To do:
Look through the entries for the string "true", and copy each line that holds it.

Entries provided:
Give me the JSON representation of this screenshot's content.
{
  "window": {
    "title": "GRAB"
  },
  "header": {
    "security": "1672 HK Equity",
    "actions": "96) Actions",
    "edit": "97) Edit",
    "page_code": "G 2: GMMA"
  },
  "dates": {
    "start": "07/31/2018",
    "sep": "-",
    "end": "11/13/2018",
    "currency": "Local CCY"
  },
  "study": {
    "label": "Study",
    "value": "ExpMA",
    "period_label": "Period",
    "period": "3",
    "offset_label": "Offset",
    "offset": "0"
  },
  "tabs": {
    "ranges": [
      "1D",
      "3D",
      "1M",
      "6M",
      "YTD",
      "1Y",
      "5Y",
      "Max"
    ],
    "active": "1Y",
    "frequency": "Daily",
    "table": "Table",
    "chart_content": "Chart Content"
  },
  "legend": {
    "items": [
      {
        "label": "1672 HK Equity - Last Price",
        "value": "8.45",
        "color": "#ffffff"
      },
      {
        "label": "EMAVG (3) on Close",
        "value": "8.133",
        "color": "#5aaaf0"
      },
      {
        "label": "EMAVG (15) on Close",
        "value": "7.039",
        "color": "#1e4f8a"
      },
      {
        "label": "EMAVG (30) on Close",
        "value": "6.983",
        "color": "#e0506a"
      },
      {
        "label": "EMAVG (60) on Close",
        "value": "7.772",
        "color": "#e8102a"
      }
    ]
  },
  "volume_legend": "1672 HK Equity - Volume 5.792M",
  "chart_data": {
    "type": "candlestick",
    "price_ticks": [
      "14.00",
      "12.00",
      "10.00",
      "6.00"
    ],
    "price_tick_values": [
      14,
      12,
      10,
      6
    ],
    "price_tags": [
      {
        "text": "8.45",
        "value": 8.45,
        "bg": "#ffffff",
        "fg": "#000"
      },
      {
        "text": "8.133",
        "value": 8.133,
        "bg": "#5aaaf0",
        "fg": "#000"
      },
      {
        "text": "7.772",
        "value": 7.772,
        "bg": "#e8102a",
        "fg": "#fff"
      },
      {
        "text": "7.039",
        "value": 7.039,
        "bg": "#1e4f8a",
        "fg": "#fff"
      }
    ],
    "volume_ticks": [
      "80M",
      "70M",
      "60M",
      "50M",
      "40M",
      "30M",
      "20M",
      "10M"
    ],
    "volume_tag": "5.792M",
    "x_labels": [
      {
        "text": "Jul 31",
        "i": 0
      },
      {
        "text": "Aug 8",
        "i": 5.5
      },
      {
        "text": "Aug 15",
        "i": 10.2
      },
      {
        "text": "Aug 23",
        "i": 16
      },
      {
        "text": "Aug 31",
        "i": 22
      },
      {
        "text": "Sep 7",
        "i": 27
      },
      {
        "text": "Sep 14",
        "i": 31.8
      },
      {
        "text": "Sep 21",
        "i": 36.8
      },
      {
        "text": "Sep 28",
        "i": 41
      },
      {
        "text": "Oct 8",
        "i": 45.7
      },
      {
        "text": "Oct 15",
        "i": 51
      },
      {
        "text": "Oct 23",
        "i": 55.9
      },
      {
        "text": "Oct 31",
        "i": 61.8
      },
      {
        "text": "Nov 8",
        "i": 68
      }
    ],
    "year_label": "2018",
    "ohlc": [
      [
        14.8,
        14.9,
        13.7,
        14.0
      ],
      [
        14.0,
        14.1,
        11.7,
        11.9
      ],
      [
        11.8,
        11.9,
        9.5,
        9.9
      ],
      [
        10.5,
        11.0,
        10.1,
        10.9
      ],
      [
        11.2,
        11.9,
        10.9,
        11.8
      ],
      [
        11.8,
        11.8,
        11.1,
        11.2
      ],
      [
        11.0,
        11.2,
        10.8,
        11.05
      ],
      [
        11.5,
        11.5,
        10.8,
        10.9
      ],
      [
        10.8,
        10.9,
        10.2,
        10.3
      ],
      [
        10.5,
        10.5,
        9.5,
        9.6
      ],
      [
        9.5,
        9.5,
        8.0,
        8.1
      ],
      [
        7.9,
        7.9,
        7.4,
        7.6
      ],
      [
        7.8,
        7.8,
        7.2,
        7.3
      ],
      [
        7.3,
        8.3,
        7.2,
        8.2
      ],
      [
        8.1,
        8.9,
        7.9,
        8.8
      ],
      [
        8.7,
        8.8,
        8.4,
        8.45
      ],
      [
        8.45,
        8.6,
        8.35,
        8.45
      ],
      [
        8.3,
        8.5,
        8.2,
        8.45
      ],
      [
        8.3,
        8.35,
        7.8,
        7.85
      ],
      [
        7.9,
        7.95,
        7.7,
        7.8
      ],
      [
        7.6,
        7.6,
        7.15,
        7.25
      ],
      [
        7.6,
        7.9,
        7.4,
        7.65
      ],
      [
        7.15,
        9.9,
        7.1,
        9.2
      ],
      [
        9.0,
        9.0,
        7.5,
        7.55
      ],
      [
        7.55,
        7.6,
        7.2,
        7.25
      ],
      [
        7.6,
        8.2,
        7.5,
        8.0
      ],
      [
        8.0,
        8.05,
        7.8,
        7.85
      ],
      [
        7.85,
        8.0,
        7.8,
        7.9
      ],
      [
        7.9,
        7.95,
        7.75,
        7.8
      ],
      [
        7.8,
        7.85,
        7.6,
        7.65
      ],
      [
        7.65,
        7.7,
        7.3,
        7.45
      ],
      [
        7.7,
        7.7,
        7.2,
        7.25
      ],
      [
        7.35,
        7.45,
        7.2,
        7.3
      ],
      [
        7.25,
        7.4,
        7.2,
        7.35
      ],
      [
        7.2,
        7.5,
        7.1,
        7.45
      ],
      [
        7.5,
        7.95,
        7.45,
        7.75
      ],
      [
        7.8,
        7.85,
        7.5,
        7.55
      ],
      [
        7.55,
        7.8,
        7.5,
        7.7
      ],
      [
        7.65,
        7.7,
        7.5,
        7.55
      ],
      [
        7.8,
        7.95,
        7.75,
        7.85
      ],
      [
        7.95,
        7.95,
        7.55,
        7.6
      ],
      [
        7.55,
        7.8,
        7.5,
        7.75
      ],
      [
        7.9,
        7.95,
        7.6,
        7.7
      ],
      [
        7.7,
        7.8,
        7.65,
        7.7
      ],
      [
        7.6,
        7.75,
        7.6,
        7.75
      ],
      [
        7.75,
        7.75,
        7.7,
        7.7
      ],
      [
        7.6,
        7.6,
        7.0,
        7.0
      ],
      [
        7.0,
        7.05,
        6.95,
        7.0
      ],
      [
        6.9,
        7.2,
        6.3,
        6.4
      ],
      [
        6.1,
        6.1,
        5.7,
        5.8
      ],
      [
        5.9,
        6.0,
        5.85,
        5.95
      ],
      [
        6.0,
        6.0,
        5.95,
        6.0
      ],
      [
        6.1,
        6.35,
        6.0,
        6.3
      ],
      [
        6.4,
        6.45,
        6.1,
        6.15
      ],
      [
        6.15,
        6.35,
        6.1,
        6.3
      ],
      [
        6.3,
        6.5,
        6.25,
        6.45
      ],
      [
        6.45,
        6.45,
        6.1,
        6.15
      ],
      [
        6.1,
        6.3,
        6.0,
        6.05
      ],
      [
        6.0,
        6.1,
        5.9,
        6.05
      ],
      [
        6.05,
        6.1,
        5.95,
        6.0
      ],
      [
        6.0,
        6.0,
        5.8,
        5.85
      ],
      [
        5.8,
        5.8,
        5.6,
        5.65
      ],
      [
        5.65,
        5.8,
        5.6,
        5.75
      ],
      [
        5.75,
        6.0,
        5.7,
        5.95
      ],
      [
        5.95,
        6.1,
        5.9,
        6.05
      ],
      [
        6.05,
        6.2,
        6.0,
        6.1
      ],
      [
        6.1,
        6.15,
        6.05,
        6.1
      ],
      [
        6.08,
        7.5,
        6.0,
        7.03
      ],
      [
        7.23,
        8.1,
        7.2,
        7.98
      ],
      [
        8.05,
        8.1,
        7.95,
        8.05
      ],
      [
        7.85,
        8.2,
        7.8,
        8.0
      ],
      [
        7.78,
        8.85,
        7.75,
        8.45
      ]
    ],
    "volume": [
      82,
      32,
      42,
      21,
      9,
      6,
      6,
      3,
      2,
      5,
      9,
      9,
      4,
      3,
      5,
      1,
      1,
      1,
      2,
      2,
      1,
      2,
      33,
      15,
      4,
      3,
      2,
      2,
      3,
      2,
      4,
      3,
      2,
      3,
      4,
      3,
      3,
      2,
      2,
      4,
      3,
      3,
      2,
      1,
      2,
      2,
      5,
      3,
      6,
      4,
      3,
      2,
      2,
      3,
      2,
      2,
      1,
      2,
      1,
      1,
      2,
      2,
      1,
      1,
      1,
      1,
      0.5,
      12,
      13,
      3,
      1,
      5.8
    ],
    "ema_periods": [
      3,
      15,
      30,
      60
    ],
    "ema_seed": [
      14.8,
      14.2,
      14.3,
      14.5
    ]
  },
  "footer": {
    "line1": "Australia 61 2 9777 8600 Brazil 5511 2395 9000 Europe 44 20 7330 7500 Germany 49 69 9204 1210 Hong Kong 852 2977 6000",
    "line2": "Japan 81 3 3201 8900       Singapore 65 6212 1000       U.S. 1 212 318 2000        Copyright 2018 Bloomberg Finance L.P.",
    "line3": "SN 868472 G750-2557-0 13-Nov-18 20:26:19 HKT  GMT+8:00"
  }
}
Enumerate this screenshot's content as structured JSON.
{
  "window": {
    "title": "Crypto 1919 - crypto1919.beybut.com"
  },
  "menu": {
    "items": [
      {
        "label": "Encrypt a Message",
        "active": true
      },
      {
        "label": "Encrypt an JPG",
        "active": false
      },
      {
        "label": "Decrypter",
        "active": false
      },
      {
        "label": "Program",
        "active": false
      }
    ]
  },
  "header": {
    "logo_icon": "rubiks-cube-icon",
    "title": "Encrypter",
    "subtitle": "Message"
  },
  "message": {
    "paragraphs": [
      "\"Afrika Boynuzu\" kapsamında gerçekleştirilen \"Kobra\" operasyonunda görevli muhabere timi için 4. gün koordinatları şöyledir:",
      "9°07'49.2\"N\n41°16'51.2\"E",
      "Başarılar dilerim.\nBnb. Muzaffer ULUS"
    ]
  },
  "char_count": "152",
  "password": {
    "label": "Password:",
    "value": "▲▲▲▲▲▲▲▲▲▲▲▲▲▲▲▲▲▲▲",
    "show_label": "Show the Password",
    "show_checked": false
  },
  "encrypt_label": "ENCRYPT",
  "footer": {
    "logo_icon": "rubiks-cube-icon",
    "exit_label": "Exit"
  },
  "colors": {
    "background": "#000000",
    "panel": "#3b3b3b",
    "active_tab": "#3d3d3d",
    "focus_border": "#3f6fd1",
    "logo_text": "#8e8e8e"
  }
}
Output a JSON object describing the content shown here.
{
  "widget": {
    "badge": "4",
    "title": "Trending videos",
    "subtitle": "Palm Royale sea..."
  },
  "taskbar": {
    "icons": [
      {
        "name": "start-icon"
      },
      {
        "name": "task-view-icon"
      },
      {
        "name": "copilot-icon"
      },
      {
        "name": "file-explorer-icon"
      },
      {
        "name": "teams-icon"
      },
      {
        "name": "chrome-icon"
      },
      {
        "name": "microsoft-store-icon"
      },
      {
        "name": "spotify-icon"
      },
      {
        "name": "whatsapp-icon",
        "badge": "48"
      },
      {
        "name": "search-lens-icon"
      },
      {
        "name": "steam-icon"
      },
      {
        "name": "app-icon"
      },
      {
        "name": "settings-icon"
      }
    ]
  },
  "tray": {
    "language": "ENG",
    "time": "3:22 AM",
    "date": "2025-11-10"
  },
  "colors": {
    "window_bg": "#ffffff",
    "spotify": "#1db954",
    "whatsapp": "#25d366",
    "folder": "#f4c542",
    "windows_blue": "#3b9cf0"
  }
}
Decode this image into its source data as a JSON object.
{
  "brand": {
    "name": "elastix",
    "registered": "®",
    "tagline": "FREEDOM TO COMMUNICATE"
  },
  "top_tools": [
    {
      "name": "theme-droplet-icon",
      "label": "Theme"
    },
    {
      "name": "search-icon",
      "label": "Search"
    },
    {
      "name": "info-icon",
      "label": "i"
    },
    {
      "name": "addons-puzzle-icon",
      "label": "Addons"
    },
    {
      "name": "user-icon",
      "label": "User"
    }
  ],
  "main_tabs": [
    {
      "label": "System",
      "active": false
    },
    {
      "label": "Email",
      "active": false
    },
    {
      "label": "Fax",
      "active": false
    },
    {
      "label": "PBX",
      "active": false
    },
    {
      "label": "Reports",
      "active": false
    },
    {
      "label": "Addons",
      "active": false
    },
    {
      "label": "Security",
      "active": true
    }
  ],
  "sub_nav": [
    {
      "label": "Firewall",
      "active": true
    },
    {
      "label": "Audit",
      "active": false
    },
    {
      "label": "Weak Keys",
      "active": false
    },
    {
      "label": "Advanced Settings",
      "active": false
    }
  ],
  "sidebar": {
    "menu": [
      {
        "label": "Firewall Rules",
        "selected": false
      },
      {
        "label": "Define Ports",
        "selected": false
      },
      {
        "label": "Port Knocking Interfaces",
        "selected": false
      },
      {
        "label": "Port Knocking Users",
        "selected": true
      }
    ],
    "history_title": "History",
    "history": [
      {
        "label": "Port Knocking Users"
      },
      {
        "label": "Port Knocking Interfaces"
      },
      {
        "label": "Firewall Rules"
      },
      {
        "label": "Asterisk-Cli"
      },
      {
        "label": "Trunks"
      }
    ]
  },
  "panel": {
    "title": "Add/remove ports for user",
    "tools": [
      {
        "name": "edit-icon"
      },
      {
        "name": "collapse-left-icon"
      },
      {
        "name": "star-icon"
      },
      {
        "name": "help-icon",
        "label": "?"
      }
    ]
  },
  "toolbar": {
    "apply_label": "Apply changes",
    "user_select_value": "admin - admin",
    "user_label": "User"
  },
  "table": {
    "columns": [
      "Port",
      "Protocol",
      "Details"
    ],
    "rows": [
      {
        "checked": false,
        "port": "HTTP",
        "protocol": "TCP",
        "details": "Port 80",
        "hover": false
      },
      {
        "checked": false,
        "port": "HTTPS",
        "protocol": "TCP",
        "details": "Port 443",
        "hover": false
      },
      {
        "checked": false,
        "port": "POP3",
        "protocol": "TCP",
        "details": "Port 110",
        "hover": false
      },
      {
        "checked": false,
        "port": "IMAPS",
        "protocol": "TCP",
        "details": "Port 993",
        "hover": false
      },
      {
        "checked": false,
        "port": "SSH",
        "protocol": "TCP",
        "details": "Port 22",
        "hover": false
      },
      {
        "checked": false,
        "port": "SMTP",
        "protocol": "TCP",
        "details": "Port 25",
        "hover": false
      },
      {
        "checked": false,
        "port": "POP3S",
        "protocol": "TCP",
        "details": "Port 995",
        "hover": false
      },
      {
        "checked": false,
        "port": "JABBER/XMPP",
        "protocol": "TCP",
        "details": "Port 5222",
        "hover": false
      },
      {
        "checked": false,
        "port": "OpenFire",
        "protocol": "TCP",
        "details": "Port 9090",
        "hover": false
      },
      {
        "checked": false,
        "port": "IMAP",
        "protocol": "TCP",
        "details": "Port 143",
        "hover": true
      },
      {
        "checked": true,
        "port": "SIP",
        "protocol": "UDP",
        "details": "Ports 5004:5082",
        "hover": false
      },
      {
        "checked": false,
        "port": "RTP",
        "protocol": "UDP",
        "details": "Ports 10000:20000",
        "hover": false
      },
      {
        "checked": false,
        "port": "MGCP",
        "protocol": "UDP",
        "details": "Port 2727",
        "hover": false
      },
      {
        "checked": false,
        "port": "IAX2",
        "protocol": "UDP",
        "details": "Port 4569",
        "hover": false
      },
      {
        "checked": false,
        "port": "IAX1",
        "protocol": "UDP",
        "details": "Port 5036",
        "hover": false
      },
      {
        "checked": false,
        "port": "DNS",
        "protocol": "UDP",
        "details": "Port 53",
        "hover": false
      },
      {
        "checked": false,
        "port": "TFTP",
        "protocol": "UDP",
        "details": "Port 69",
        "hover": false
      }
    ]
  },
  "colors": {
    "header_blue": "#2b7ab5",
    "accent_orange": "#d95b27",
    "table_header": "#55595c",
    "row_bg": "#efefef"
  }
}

Result for this exercise:
        "active": true
      "active": true
      "active": true
        "selected": true
        "hover": true
        "checked": true,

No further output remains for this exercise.